Republicans narrowly capture House after Democrats held Senate
Republicans will flip control of the U.S. House after four years out of power in the chamber, winning a narrow majority as Democrats will keep control of the Senate.
Driving the news: Republican wins in California and New York helped the party clinch the 218 seats needed for a House majority, the AP reported Wednesday.
Why it matters: The newly divided Congress gives lawmakers in the narrow House GOP majority leeway to block legislation and launch a battery of investigations, including some targeting President Biden.
- House Republicans will also control a key lever in the process for crafting the federal budget and hold crucial leverage in spending fights with the Biden administration.
Yes, but: A narrow House majority will present a difficult situation for party leadership.
- The speaker will have to keep practically the entire conference together on key votes. An unexpected death or resignation could fundamentally alter the chamber’s balance of power.
- House Republicans on Tuesday voted 188-31 by secret ballot to nominate House Minority Leader Kevin McCarthy (R-Calif.) for speaker of the House, Axios reported.
What they're saying: "Tonight it’s official: One-party Democrat rule is FINISHED. We have fired Nancy Pelosi," McCarthy tweeted on Wednesday night.
- Speaker Nancy Pelosi (D-Calif.), who's due to make an announcement about her future on Thursday, said in a statement that House Democrats "defied expectations with an excellent performance."
- "House Democrats will continue to play a leading role in supporting President Biden's agenda — with strong leverage over a scant Republican majority," she added.
Between the lines: With Democratic control of the U.S. Senate and President Biden’s veto power, Republicans will face significant challenges getting any of their legislative priorities passed into law.
Context: The razor-thin race for House control came as a stark reversal of fortunes for Republicans, who had entered the midterms optimistic about the possibility of a "red wave." Wins by endangered Democrats like Reps.
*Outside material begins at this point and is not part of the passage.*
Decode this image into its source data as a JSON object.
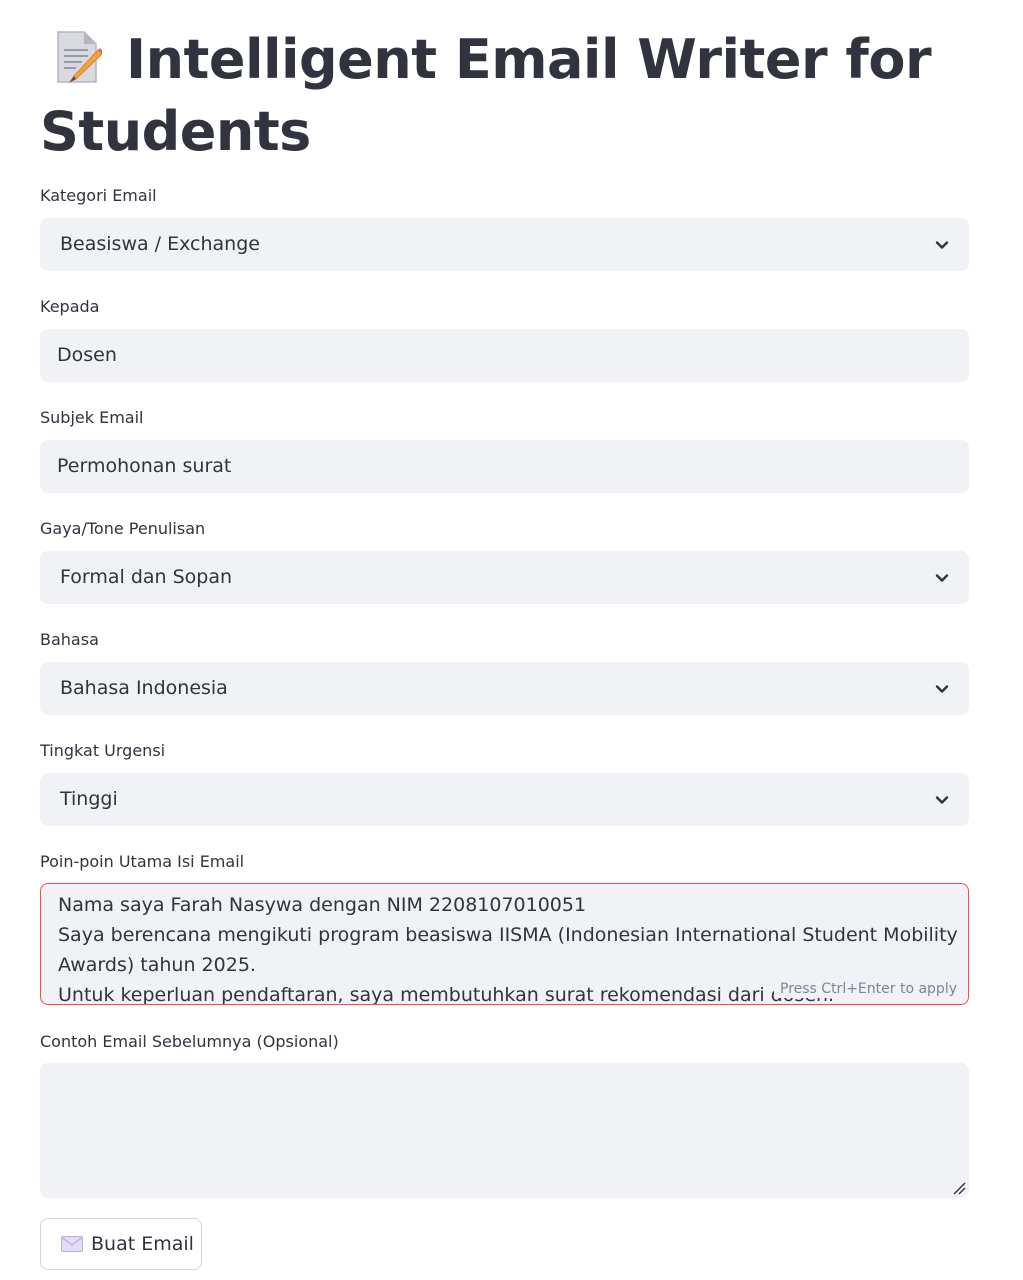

Abigail Spanberger (D-Va.) and Elissa Slotkin (D-Mich.) put that outcome out of reach.
- And in Washington’s 3rd District, Republican Joe Kent lost in an upset to Democrat Marie Gluesenkamp Pérez.
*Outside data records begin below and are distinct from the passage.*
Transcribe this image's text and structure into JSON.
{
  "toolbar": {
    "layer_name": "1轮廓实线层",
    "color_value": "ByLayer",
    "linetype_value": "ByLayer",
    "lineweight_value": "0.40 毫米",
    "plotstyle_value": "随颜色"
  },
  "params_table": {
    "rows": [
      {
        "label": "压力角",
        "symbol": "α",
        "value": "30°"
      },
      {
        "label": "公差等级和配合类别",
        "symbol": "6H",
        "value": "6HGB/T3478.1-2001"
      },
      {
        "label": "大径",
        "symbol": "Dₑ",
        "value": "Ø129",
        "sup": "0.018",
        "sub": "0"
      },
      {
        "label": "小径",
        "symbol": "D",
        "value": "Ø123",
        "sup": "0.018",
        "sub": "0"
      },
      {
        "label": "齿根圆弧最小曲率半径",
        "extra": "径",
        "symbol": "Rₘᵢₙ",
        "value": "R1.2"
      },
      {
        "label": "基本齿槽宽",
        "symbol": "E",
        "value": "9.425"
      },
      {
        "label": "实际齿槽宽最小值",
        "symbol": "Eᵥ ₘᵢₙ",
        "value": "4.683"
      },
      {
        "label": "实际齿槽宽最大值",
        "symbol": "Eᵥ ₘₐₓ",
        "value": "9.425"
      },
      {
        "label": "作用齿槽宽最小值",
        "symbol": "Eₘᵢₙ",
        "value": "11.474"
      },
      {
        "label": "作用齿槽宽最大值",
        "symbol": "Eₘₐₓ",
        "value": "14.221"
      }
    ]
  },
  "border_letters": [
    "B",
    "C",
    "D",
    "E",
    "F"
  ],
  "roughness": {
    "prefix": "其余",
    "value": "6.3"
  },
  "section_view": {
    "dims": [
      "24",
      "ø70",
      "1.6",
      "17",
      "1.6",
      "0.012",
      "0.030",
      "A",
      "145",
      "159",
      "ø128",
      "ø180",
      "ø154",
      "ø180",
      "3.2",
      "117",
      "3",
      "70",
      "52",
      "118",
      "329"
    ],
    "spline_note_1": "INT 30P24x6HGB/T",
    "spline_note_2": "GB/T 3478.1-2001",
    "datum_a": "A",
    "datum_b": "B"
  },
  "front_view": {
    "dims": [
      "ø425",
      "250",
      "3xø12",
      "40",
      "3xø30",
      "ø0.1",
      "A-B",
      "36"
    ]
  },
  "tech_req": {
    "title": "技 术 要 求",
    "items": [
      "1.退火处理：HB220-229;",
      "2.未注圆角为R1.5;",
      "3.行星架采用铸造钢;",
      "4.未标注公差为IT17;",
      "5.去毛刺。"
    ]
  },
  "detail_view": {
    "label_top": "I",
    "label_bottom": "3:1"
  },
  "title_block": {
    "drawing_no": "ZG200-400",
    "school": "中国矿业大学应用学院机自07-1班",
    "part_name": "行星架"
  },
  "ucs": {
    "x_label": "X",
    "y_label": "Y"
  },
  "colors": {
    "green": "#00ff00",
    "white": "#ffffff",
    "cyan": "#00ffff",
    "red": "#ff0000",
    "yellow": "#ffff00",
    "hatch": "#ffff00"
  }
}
Among the pivotal victories to retain control of the Senate, incumbent Democratic Sen. Catherine Cortez Masto held onto her seat in Nevada against Republican challenger Adam Laxalt days after Lt. Gov. John Fetterman flipped a seat in Pennsylvania, defeating Republican Mehmet Oz.
- Sen. Mark Kelly (D-Ariz.) on Friday beat Republican challenger Blake Masters, according to the AP.
- Sen. Maggie Hassan (D-N.H.) also defeated Republican challenger Don Bolduc.
- Meanwhile, Sen. Ron Johnson (R-Wis.) won a third term after defeating Democratic Lt. Gov. Mandela Barnes.
- A Republican is expected to keep the Senate seat in Alaska, the Associated Press projected. The race will go to ranked choice voting, which will be tabulated on Nov. 23.
Of note: All eyes now turn to Georgia, where a December runoff between Sen. Raphael Warnock (D-Ga.) and Republican Herschel Walker, a former football star, will determine whether the Democrats’ majority becomes a 51-seat majority.
- If Walker wins in Georgia, Vice President Kamala Harris will still hold the tie-breaking vote.
Zoom out: A number of candidates made history with their elections during the midterms, Axios' Shawna Chen reports.
- Among them are Maura Healey (D), who was elected by Massachusetts voters to become the U.S.' first out lesbian governor, and Wes Moore (D), who will be the first Black governor of Maryland.
- Maxwell Frost (D), a 25-year-old Afro Latino, will be the first member of Generation Z in Congress.
Go deeper ... How election deniers are faring in key midterm races
Editor's note: This story has been updated with additional details throughout. The data visualization in this story has been corrected to replace a photo of Val Demings with Cheri Beasley.